Vitamin D deficiency is estimated to affect up to half of all adults and 30 percent of children in the United States. While the vitamin’s role in bone health has long been known, a flurry of recent studies have uncovered associations between deficient levels of the vitamin and a number of diseases, including cardiovascular disease. In their review, Michael F. Holick, MD, PhD and colleagues note that insufficient levels of vitamin D activate the renin-angiotensin-aldosterone system, which can lead to hypertension and thickening of the heart and blood vessel walls. Altered hormone levels related to a deficiency of vitamin D (which is also a hormone) increase the risk of diabetes, which is a well known risk factor for the development of cardiovascular disease. In 15,088 subjects from the NHANES III national cohort registry, higher vitamin D levels were related to a lower risk of diabetes as well as hypertension, high triglycerides, and obesity. And among Framingham Heart Study participants who had levels of vitamin D of less than 15 nanograms per milliliter upon enrollment, the risk of subsequent cardiovascular events was twice as great as the risk experienced by those with higher levels of the vitamin.

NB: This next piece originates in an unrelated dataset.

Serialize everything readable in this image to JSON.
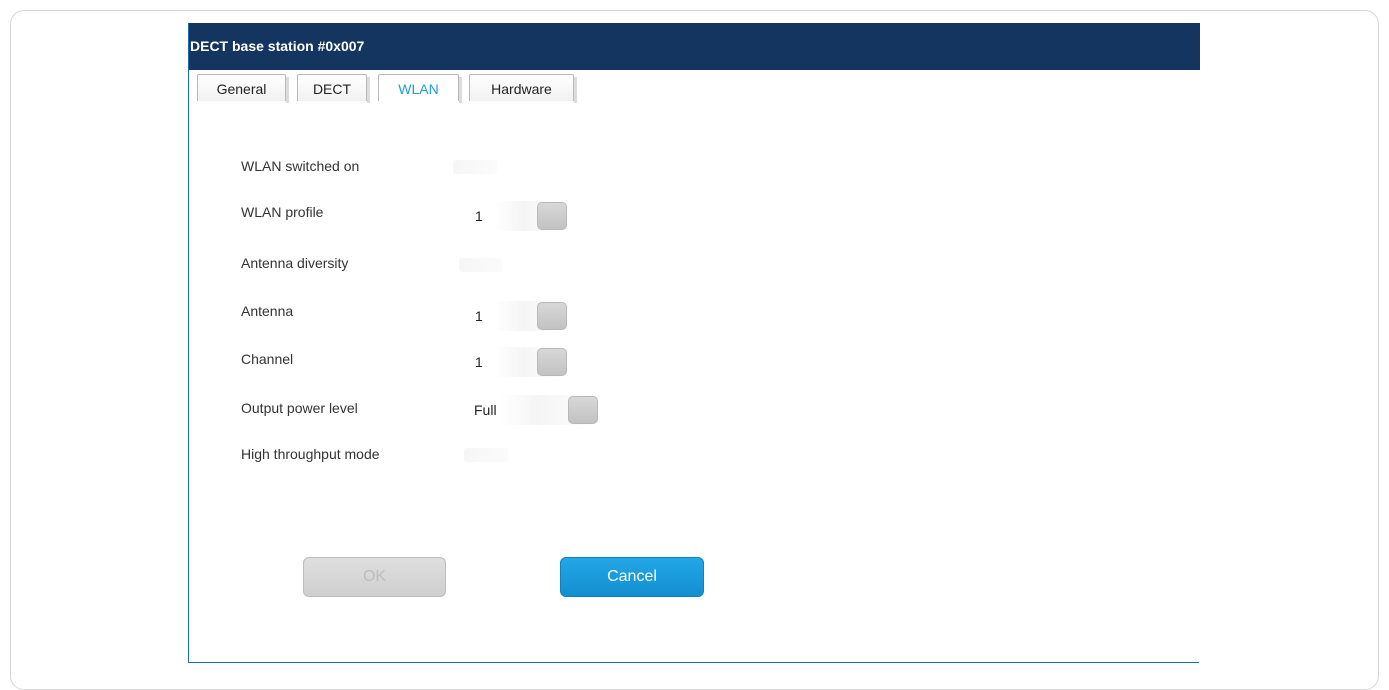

Chronic vitamin D deficiency is associated with secondary hyperparathyroidism, which increases the risk of inflammation and cardiovascular events. Elevated parathyroid levels were associated with an increased risk of death among older individuals compared to those with normal levels over the course of follow-up in a recent observational study.

“We are outside less than we used to be, and older adults and people who are overweight or obese are less efficient at making vitamin D in response to sunlight,” stated review coauthor James H. O’Keefe, MD, who is a cardiologist and director of Preventive Cardiology at the Mid America Heart Institute in Kansas City, Missouri. The authors’ strategy for restoring vitamin D to optimal levels in cardiovascular disease patients includes initial treatment with 50,000 international units (IU) vitamin D2 or D3 weekly for 8 to 12 weeks followed by maintenance with 1,000 to 2,000 IU daily. They also suggest limited sun exposure as a means of increasing vitamin D. They observe that supplementation with vitamin D is safe and that such effects as elevated calcium levels and kidney stone development have only rarely been observed among individuals who consume 20,000 IU per day or more.

“Vitamin D deficiency is an unrecognized, emerging cardiovascular risk factor, which should be screened for and treated,” stated Dr O’Keefe. “Vitamin D is easy to assess, and supplementation is simple, safe and inexpensive.”

“Restoring vitamin D levels to normal is important in maintaining good musculoskeletal health, and it may also improve heart health and prognosis,” Dr. O’Keefe concluded. “We need large randomized controlled trials to determine whether or not vitamin D supplementation can actually reduce future heart disease and deaths.”